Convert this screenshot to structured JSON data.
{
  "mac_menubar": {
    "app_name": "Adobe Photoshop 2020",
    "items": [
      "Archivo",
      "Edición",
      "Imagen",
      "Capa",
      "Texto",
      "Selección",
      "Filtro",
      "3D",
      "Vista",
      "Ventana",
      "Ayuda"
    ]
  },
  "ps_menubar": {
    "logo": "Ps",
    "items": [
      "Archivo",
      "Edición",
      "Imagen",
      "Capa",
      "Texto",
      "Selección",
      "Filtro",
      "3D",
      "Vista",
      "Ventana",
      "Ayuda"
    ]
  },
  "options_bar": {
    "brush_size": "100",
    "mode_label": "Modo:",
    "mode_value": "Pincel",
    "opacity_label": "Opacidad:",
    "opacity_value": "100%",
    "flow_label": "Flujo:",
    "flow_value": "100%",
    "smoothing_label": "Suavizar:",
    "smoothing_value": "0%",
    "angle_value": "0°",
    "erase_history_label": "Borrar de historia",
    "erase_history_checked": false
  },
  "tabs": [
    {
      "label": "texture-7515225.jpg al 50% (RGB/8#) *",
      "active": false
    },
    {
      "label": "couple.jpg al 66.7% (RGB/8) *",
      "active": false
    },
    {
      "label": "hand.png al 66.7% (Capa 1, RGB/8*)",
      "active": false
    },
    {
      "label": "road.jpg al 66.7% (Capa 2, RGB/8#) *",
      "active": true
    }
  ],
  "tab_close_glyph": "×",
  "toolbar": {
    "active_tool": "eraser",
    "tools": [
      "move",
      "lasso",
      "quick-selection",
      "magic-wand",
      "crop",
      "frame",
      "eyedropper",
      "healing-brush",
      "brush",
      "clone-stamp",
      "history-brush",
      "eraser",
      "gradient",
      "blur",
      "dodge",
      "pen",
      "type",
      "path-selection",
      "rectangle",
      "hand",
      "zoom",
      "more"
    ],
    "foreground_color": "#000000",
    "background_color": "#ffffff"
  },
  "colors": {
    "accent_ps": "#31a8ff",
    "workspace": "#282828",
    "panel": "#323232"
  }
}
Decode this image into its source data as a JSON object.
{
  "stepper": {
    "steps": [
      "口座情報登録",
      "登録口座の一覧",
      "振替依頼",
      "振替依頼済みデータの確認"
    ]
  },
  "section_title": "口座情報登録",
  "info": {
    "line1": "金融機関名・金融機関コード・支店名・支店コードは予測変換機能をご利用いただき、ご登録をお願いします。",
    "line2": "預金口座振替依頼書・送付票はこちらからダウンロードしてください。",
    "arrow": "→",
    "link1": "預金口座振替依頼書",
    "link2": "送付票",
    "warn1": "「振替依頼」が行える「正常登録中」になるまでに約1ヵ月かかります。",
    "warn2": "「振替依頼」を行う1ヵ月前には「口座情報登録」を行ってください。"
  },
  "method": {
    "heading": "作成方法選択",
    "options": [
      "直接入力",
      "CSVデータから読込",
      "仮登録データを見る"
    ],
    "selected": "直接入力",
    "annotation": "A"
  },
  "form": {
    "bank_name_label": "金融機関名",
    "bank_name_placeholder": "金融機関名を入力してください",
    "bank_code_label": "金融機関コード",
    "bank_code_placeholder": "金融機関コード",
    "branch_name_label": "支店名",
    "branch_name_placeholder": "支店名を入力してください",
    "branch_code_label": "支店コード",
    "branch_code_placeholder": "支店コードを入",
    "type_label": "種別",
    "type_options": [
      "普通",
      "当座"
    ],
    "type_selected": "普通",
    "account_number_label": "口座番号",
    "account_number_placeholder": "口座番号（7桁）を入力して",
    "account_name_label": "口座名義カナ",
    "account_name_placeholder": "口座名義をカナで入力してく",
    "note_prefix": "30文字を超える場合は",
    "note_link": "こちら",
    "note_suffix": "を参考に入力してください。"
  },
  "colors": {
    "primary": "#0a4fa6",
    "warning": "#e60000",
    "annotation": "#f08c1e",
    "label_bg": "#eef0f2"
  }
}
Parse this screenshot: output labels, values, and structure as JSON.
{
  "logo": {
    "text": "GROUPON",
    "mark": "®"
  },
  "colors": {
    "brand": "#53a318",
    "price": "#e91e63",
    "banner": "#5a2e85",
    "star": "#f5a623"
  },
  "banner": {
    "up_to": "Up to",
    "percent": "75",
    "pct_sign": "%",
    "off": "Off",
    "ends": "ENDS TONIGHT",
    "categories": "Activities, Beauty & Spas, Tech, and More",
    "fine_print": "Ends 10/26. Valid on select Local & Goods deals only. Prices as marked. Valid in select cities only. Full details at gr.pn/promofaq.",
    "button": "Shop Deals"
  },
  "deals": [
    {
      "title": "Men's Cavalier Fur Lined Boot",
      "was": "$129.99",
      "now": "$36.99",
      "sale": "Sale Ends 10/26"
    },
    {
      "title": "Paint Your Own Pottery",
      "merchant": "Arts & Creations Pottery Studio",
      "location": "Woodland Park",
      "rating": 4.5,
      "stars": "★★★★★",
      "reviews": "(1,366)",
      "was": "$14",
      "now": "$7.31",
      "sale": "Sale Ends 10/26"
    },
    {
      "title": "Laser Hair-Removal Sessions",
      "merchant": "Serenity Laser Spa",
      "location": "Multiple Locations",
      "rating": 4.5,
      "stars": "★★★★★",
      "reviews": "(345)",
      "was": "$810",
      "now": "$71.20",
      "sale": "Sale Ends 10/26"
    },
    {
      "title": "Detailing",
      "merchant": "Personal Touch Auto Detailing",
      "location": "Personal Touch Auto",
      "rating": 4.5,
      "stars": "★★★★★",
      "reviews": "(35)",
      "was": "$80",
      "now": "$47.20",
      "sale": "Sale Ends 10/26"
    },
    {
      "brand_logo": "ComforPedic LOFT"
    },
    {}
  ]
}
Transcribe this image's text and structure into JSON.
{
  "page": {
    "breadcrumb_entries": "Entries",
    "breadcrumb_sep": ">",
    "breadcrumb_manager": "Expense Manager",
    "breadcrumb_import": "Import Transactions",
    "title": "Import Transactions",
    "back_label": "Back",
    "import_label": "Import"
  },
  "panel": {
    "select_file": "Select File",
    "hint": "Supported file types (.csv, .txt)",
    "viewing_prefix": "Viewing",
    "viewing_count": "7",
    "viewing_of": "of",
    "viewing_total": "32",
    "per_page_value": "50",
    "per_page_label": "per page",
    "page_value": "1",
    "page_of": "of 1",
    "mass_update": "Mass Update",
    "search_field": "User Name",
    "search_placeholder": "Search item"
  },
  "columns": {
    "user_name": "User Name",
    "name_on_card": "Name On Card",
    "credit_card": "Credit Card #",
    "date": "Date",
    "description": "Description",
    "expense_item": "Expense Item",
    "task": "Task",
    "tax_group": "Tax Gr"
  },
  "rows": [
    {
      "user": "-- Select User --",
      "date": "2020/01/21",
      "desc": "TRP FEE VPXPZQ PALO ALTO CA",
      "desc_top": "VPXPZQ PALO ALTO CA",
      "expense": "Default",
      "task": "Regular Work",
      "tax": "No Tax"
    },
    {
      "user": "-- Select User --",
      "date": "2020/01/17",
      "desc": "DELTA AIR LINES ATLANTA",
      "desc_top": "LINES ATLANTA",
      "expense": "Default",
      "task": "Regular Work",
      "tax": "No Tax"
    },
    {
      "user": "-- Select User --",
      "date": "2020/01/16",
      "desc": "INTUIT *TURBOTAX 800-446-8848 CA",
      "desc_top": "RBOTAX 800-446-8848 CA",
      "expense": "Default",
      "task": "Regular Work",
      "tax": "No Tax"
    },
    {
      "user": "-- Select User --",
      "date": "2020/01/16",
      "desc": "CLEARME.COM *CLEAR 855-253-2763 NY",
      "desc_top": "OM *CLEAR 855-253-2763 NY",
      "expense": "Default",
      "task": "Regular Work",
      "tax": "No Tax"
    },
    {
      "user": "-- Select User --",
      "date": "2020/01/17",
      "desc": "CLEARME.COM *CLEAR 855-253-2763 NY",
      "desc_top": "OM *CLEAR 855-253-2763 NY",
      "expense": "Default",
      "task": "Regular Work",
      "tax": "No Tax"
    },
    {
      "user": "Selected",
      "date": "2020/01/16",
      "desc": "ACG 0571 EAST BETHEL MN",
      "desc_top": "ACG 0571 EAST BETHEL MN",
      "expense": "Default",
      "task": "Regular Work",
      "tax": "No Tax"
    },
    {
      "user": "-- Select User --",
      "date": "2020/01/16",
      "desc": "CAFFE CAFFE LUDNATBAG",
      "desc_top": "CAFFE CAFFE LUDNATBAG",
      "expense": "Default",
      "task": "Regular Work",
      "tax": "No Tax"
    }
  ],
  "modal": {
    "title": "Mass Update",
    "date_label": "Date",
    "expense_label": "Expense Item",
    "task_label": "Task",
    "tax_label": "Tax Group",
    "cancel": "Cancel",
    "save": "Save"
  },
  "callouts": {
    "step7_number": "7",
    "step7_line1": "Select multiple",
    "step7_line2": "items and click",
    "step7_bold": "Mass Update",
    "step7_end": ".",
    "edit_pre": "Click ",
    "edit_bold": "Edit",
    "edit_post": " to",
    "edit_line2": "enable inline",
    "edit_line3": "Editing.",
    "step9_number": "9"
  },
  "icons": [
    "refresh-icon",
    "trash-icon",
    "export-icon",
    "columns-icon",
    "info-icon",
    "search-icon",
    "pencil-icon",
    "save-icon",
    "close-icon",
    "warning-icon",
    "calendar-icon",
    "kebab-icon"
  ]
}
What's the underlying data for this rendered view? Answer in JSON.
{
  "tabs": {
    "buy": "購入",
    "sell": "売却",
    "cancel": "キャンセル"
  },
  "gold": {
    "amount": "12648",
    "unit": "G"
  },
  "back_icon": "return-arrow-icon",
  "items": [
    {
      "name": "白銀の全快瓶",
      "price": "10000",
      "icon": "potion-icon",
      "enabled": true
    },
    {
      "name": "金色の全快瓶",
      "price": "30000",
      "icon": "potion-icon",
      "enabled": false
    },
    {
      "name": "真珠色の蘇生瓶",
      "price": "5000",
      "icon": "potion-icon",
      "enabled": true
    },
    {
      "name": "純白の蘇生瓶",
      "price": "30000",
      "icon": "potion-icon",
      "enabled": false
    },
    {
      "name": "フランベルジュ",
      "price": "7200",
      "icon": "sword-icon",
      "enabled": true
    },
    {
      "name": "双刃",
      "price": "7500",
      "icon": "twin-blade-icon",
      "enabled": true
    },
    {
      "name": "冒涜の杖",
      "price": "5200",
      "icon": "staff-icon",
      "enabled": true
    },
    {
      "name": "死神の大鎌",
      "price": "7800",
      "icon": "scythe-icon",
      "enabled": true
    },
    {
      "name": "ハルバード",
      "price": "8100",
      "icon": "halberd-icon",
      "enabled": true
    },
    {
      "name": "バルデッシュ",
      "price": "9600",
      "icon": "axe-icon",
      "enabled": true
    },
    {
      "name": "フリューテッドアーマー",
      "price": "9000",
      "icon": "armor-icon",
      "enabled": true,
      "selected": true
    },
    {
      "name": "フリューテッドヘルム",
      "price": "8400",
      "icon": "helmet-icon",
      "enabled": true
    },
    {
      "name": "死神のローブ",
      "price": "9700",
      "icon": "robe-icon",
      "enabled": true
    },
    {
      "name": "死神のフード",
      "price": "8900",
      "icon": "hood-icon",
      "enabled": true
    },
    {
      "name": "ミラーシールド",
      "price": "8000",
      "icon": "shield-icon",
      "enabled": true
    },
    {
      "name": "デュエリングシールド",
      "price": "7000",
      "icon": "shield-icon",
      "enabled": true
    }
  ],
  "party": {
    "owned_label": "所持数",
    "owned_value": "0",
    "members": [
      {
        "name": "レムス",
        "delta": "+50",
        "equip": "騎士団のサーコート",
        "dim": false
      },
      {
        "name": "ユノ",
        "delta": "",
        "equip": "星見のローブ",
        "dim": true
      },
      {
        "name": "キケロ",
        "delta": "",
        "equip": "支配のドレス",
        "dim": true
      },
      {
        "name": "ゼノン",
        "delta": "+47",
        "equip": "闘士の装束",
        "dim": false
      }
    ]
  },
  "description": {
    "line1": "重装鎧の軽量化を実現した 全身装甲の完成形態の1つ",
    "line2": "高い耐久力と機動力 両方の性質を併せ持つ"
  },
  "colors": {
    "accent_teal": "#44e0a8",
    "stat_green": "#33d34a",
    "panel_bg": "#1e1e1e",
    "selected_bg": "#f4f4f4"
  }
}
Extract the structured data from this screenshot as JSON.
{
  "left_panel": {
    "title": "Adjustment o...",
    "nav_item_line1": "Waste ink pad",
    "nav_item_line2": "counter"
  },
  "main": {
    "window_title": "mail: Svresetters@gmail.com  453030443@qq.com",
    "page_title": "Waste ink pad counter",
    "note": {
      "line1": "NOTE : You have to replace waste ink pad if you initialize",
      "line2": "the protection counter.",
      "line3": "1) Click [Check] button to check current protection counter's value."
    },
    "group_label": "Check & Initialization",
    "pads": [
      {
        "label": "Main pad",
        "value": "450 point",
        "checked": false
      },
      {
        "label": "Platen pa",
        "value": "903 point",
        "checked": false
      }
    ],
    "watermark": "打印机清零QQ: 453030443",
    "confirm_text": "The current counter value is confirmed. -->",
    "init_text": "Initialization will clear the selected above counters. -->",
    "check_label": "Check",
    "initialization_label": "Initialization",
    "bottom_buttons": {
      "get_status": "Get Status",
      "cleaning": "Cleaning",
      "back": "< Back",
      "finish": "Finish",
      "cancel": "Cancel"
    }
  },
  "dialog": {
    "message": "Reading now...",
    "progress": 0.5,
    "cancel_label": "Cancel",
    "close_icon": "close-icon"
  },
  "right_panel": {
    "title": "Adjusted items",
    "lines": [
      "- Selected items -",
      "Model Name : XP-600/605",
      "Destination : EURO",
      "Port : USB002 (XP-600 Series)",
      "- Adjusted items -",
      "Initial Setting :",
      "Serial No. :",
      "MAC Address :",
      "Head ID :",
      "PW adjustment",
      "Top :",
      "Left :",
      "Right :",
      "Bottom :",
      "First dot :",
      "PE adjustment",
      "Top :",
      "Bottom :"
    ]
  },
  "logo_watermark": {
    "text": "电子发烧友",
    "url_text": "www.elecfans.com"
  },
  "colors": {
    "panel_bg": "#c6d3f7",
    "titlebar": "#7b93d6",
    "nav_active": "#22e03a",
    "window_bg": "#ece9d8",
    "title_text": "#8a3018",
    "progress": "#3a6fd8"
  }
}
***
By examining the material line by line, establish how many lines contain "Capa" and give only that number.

FINISHED TASK —
4